Neither the statute nor the particular regulation involved here specifically discuss economic considerations relative to their implementation. Both, however, speak in terms of "feasibility." 29...

To continue reading

Request your trial
14 cases
  • Donovan v. Anheuser-Busch, Inc.
    • United States
    • U.S. Court of Appeals — Eighth Circuit
    • January 20, 1982
    ...604 F.2d 1177, at 1180 (C.A. 9 1979) cert. denied, 445 U.S. 942, 100 S.Ct. 1337, 63 L.Ed.2d 776 (1980); RMI Co. v. Secretary of Labor, 594 F.2d 566, at 571 n.13 (C.A. 6 1979). Furthermore, the ALJ in his "Decision and Order" did not interpret the underlying applicable standard, but interpre......
  • Modern Drop Forge Co. v. Secretary of Labor
    • United States
    • U.S. Court of Appeals — Seventh Circuit
    • July 26, 1982
    ...well as technological feasibility.
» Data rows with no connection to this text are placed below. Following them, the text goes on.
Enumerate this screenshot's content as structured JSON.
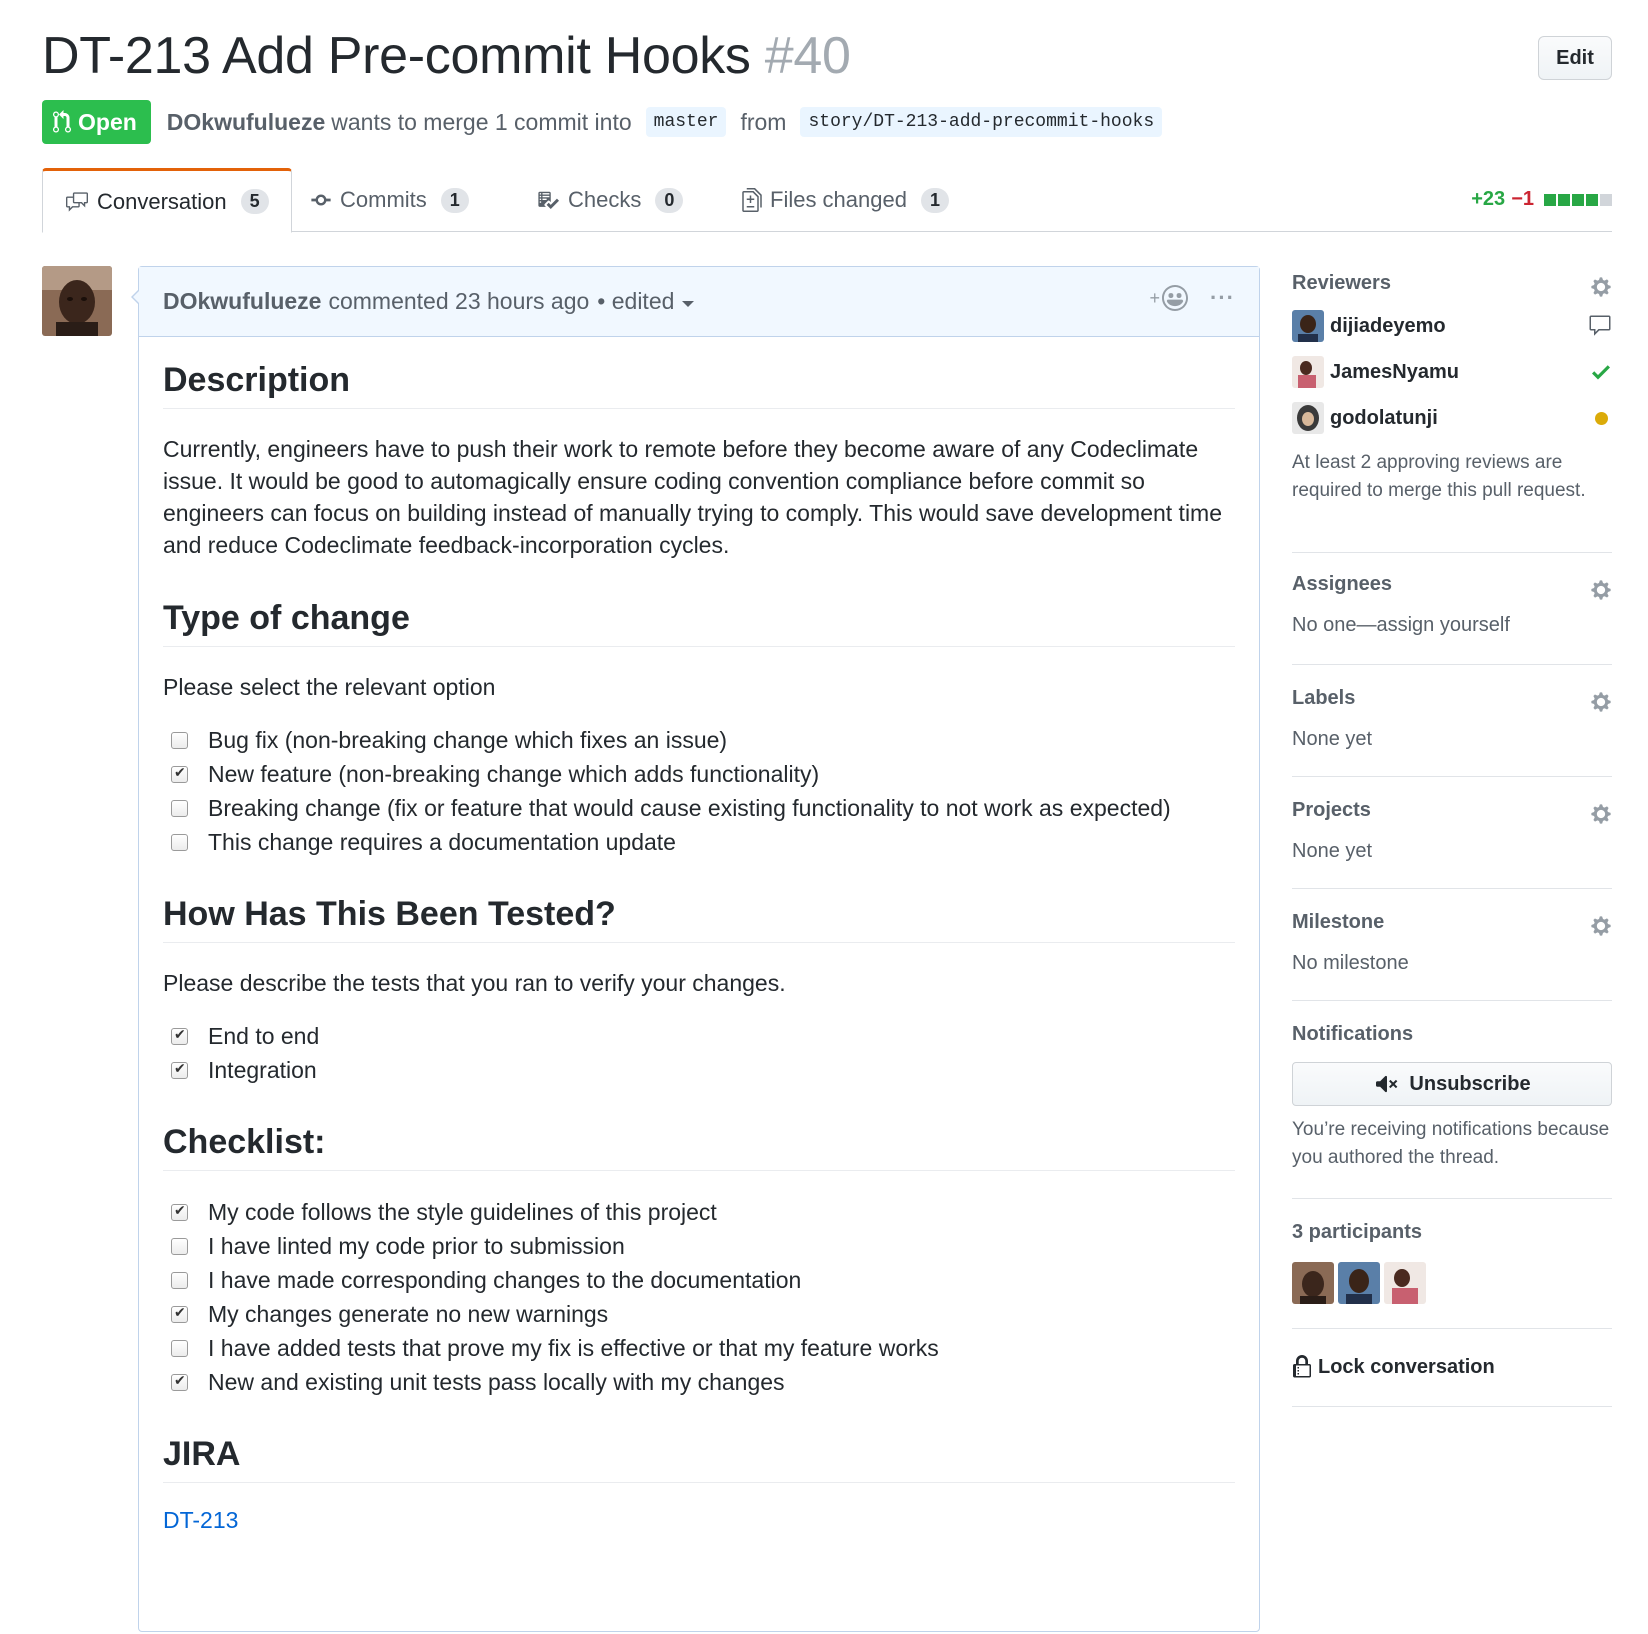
{
  "pr": {
    "title": "DT-213 Add Pre-commit Hooks",
    "number": "#40",
    "edit_label": "Edit",
    "state": "Open",
    "author": "DOkwufulueze",
    "merge_text": "wants to merge 1 commit into",
    "base_branch": "master",
    "from_text": "from",
    "head_branch": "story/DT-213-add-precommit-hooks"
  },
  "tabs": [
    {
      "label": "Conversation",
      "count": "5",
      "icon": "comment-discussion-icon"
    },
    {
      "label": "Commits",
      "count": "1",
      "icon": "git-commit-icon"
    },
    {
      "label": "Checks",
      "count": "0",
      "icon": "checklist-icon"
    },
    {
      "label": "Files changed",
      "count": "1",
      "icon": "file-diff-icon"
    }
  ],
  "diffstat": {
    "additions": "+23",
    "deletions": "−1",
    "colors": [
      "#28a745",
      "#28a745",
      "#28a745",
      "#28a745",
      "#d1d5da"
    ]
  },
  "comment": {
    "author": "DOkwufulueze",
    "meta": "commented 23 hours ago",
    "edited": "• edited"
  },
  "body": {
    "description_heading": "Description",
    "description_text": "Currently, engineers have to push their work to remote before they become aware of any Codeclimate issue. It would be good to automagically ensure coding convention compliance before commit so engineers can focus on building instead of manually trying to comply. This would save development time and reduce Codeclimate feedback-incorporation cycles.",
    "type_heading": "Type of change",
    "type_intro": "Please select the relevant option",
    "type_options": [
      {
        "label": "Bug fix (non-breaking change which fixes an issue)",
        "checked": false
      },
      {
        "label": "New feature (non-breaking change which adds functionality)",
        "checked": true
      },
      {
        "label": "Breaking change (fix or feature that would cause existing functionality to not work as expected)",
        "checked": false
      },
      {
        "label": "This change requires a documentation update",
        "checked": false
      }
    ],
    "tested_heading": "How Has This Been Tested?",
    "tested_intro": "Please describe the tests that you ran to verify your changes.",
    "tested_options": [
      {
        "label": "End to end",
        "checked": true
      },
      {
        "label": "Integration",
        "checked": true
      }
    ],
    "checklist_heading": "Checklist:",
    "checklist_options": [
      {
        "label": "My code follows the style guidelines of this project",
        "checked": true
      },
      {
        "label": "I have linted my code prior to submission",
        "checked": false
      },
      {
        "label": "I have made corresponding changes to the documentation",
        "checked": false
      },
      {
        "label": "My changes generate no new warnings",
        "checked": true
      },
      {
        "label": "I have added tests that prove my fix is effective or that my feature works",
        "checked": false
      },
      {
        "label": "New and existing unit tests pass locally with my changes",
        "checked": true
      }
    ],
    "jira_heading": "JIRA",
    "jira_link": "DT-213"
  },
  "sidebar": {
    "reviewers_heading": "Reviewers",
    "reviewers": [
      {
        "name": "dijiadeyemo",
        "status": "commented",
        "status_icon": "comment-icon"
      },
      {
        "name": "JamesNyamu",
        "status": "approved",
        "status_icon": "check-icon"
      },
      {
        "name": "godolatunji",
        "status": "pending",
        "status_icon": "pending-dot-icon"
      }
    ],
    "reviewers_note": "At least 2 approving reviews are required to merge this pull request.",
    "assignees_heading": "Assignees",
    "assignees_value": "No one—assign yourself",
    "labels_heading": "Labels",
    "labels_value": "None yet",
    "projects_heading": "Projects",
    "projects_value": "None yet",
    "milestone_heading": "Milestone",
    "milestone_value": "No milestone",
    "notifications_heading": "Notifications",
    "unsubscribe_label": "Unsubscribe",
    "notifications_note": "You’re receiving notifications because you authored the thread.",
    "participants_heading": "3 participants",
    "lock_label": "Lock conversation"
  },
  "colors": {
    "open_green": "#2cbe4e",
    "link_blue": "#0366d6",
    "approve_green": "#28a745",
    "pending_yellow": "#dbab09",
    "tab_accent": "#e36209"
  }
}
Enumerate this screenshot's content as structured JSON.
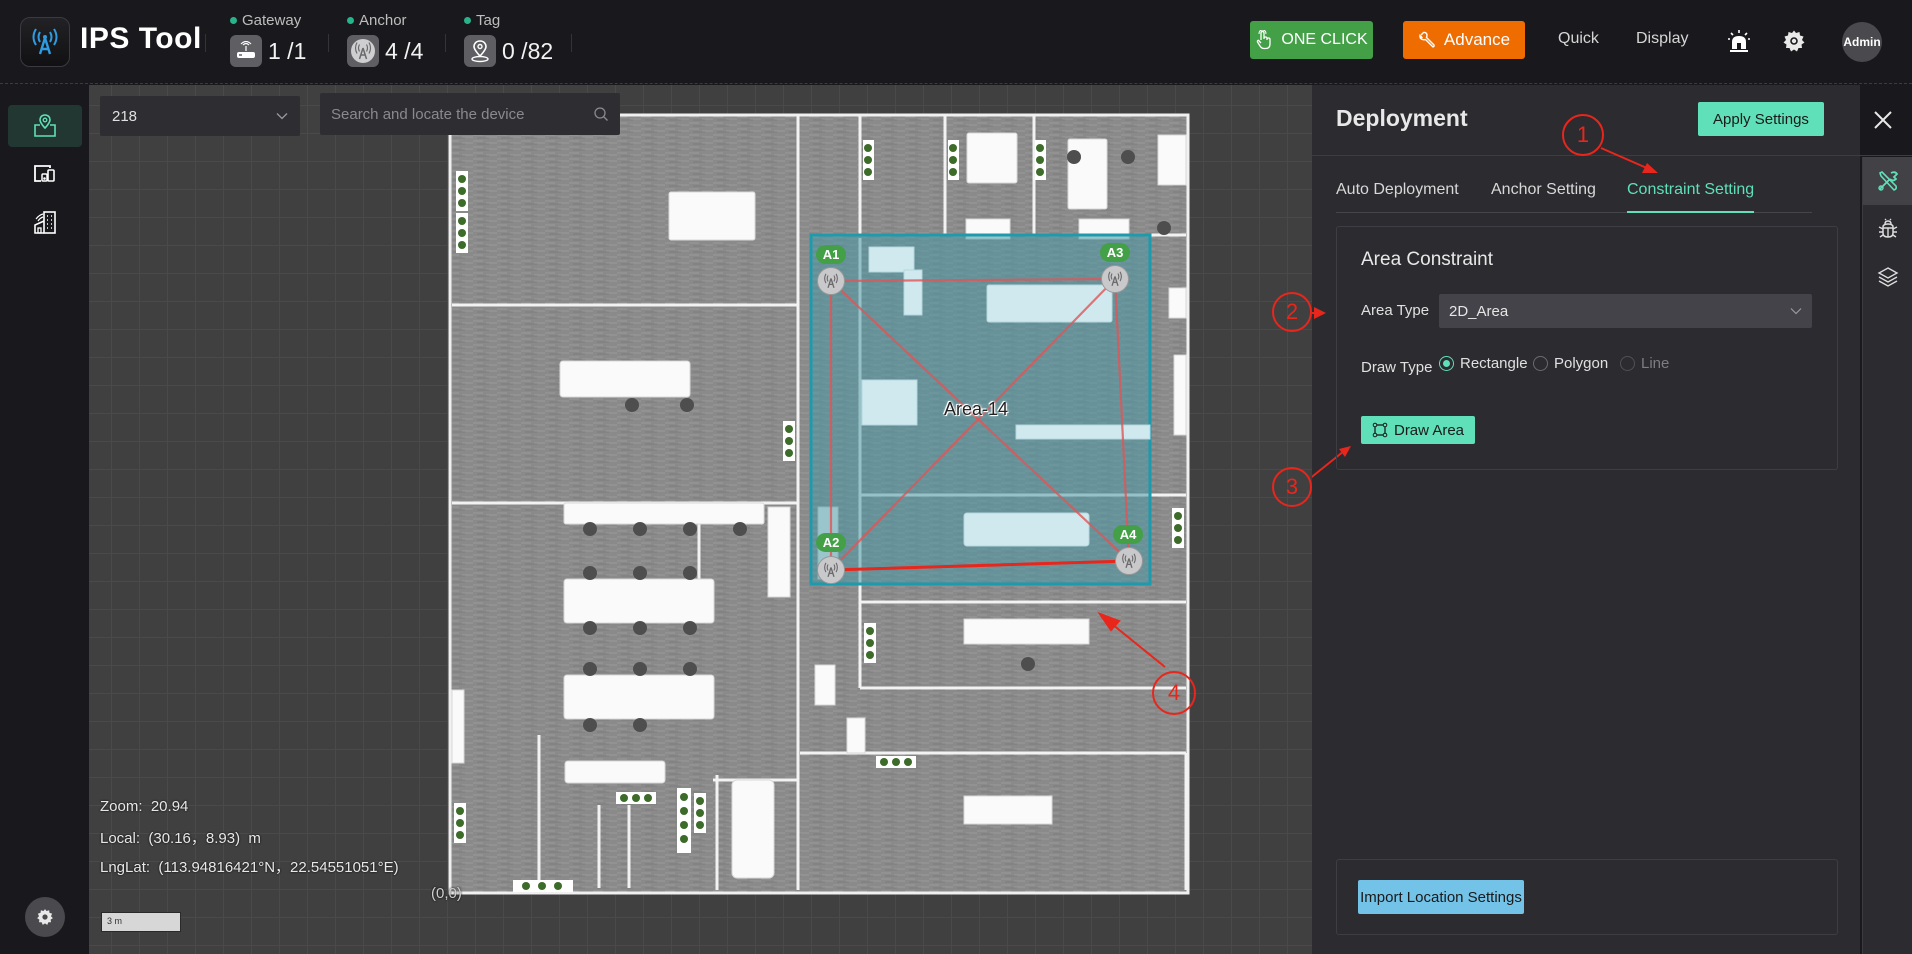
{
  "header": {
    "app_title": "IPS Tool",
    "logo_icon": "antenna-icon",
    "stats": [
      {
        "label": "Gateway",
        "value": "1 /1",
        "icon": "router-icon"
      },
      {
        "label": "Anchor",
        "value": "4 /4",
        "icon": "anchor-icon"
      },
      {
        "label": "Tag",
        "value": "0 /82",
        "icon": "tag-pin-icon"
      }
    ],
    "one_click_label": "ONE CLICK",
    "advance_label": "Advance",
    "quick_label": "Quick",
    "display_label": "Display",
    "avatar_label": "Admin",
    "status_color": "#27b38b",
    "one_click_color": "#43a047",
    "advance_color": "#ef6c00"
  },
  "sidebar": {
    "items": [
      {
        "name": "map-location",
        "icon": "map-pin-icon",
        "active": true
      },
      {
        "name": "devices",
        "icon": "devices-icon",
        "active": false
      },
      {
        "name": "buildings",
        "icon": "building-icon",
        "active": false
      }
    ],
    "settings_icon": "gear-icon"
  },
  "map": {
    "floor_value": "218",
    "search_placeholder": "Search and locate the device",
    "area_name": "Area-14",
    "anchors": [
      {
        "id": "A1"
      },
      {
        "id": "A2"
      },
      {
        "id": "A3"
      },
      {
        "id": "A4"
      }
    ],
    "readout": {
      "zoom": "Zoom:  20.94",
      "local": "Local:  (30.16，8.93)  m",
      "lnglat": "LngLat:  (113.94816421°N，22.54551051°E)"
    },
    "origin_label": "(0,0)",
    "scale_label": "3 m"
  },
  "annotations": [
    "1",
    "2",
    "3",
    "4"
  ],
  "panel": {
    "title": "Deployment",
    "apply_label": "Apply Settings",
    "tabs": [
      {
        "label": "Auto Deployment",
        "active": false
      },
      {
        "label": "Anchor Setting",
        "active": false
      },
      {
        "label": "Constraint Setting",
        "active": true
      }
    ],
    "card_title": "Area Constraint",
    "area_type_label": "Area Type",
    "area_type_value": "2D_Area",
    "draw_type_label": "Draw Type",
    "draw_options": [
      {
        "label": "Rectangle",
        "selected": true,
        "disabled": false
      },
      {
        "label": "Polygon",
        "selected": false,
        "disabled": false
      },
      {
        "label": "Line",
        "selected": false,
        "disabled": true
      }
    ],
    "draw_area_label": "Draw Area",
    "import_label": "Import Location Settings",
    "accent_color": "#5fe0b8"
  },
  "right_strip": {
    "items": [
      {
        "icon": "tools-icon",
        "active": true
      },
      {
        "icon": "bug-icon",
        "active": false
      },
      {
        "icon": "layers-icon",
        "active": false
      }
    ]
  }
}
Texas Independent Ginners Assoc. v. Marshall, 630 F.2d 398 (5th Cir. 1980); RMI Co. v. Secretary of Labor, 594 F.2d 566, 571-72 (6th Cir. 1979); Turner Co. v. Secretary of Labor, 561 F.2d 82, 83 (7th Cir. 1977). In response to a question asking which metho......
  • Faultless Div., Bliss & Laughlin Industries, Inc. v. Secretary of Labor
    • United States
    • U.S. Court of Appeals — Seventh Circuit
    • March 30, 1982
    ...Commission from these findings. See International Harvester Co. v. OSHRC, 628 F.2d 982, 986-87 (7th Cir. 1980); RMI Co. v. Secretary of Labor, 594 F.2d 566 (6th Cir. 1979). Further, under the applicable standard, the ALJ's credibility determinations must be honored by the agency and by a re......
  • Donovan v. Castle & Cooke Foods, a Div. of Castle and Cooke, Inc.
    • United States
    • U.S. Court of Appeals — Ninth Circuit
    • November 19, 1982
    ...Cir.1981); see Diversified Industries Division, Independent Stave Co. v. OSHRC, 618 F.2d 30, 32 (8th Cir.1980); RMI Co. v. Secretary of Labor, 594 F.2d 566, 574 (6th Cir.1979); 29 C.F.R. Sec. 2200.73(a) (1981) ("In all proceedings commenced by the filing of a notice of contest, the burden o......
  • Request a trial to view additional results

VLEX uses login cookies to provide you with a better browsing experience. If you click on 'Accept' or continue browsing this site we consider that you accept our cookie policy. ACCEPT